TASK OBJECTIVE — Copy the data exactly, line for line.

EXERCISE INPUTS —
══════════════════════════════

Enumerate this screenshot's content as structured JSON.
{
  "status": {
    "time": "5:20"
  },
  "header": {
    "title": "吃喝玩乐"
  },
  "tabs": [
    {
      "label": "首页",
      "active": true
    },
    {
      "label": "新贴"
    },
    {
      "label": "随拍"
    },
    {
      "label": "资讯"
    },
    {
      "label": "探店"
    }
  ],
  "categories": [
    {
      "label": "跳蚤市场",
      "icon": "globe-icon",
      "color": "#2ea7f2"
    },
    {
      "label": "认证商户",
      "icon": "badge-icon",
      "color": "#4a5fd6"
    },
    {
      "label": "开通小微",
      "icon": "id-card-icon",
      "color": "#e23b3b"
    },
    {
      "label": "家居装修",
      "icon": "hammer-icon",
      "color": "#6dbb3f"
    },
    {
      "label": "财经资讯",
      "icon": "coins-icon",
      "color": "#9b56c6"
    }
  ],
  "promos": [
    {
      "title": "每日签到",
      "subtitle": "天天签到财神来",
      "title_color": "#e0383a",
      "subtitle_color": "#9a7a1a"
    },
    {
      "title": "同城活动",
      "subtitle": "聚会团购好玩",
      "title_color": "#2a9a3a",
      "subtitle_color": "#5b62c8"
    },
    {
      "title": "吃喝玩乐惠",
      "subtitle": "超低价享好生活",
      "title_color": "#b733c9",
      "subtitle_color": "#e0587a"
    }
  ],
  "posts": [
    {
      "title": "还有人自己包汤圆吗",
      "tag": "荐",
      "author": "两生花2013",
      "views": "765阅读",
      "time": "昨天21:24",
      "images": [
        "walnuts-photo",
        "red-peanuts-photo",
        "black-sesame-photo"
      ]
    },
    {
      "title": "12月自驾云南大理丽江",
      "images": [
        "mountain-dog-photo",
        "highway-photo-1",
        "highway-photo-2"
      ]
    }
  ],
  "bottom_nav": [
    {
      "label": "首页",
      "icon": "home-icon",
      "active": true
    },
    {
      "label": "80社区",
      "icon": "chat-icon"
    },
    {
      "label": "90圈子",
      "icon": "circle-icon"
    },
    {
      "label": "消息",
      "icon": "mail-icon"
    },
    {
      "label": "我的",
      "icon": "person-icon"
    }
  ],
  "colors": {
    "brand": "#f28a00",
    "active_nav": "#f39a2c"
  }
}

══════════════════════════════

ANSWER SECTION —
Enumerate this screenshot's content as structured JSON.
{
  "status": {
    "time": "5:20"
  },
  "header": {
    "title": "吃喝玩乐"
  },
  "tabs": [
    {
      "label": "首页",
      "active": true
    },
    {
      "label": "新贴"
    },
    {
      "label": "随拍"
    },
    {
      "label": "资讯"
    },
    {
      "label": "探店"
    }
  ],
  "categories": [
    {
      "label": "跳蚤市场",
      "icon": "globe-icon",
      "color": "#2ea7f2"
    },
    {
      "label": "认证商户",
      "icon": "badge-icon",
      "color": "#4a5fd6"
    },
    {
      "label": "开通小微",
      "icon": "id-card-icon",
      "color": "#e23b3b"
    },
    {
      "label": "家居装修",
      "icon": "hammer-icon",
      "color": "#6dbb3f"
    },
    {
      "label": "财经资讯",
      "icon": "coins-icon",
      "color": "#9b56c6"
    }
  ],
  "promos": [
    {
      "title": "每日签到",
      "subtitle": "天天签到财神来",
      "title_color": "#e0383a",
      "subtitle_color": "#9a7a1a"
    },
    {
      "title": "同城活动",
      "subtitle": "聚会团购好玩",
      "title_color": "#2a9a3a",
      "subtitle_color": "#5b62c8"
    },
    {
      "title": "吃喝玩乐惠",
      "subtitle": "超低价享好生活",
      "title_color": "#b733c9",
      "subtitle_color": "#e0587a"
    }
  ],
  "posts": [
    {
      "title": "还有人自己包汤圆吗",
      "tag": "荐",
      "author": "两生花2013",
      "views": "765阅读",
      "time": "昨天21:24",
      "images": [
        "walnuts-photo",
        "red-peanuts-photo",
        "black-sesame-photo"
      ]
    },
    {
      "title": "12月自驾云南大理丽江",
      "images": [
        "mountain-dog-photo",
        "highway-photo-1",
        "highway-photo-2"
      ]
    }
  ],
  "bottom_nav": [
    {
      "label": "首页",
      "icon": "home-icon",
      "active": true
    },
    {
      "label": "80社区",
      "icon": "chat-icon"
    },
    {
      "label": "90圈子",
      "icon": "circle-icon"
    },
    {
      "label": "消息",
      "icon": "mail-icon"
    },
    {
      "label": "我的",
      "icon": "person-icon"
    }
  ],
  "colors": {
    "brand": "#f28a00",
    "active_nav": "#f39a2c"
  }
}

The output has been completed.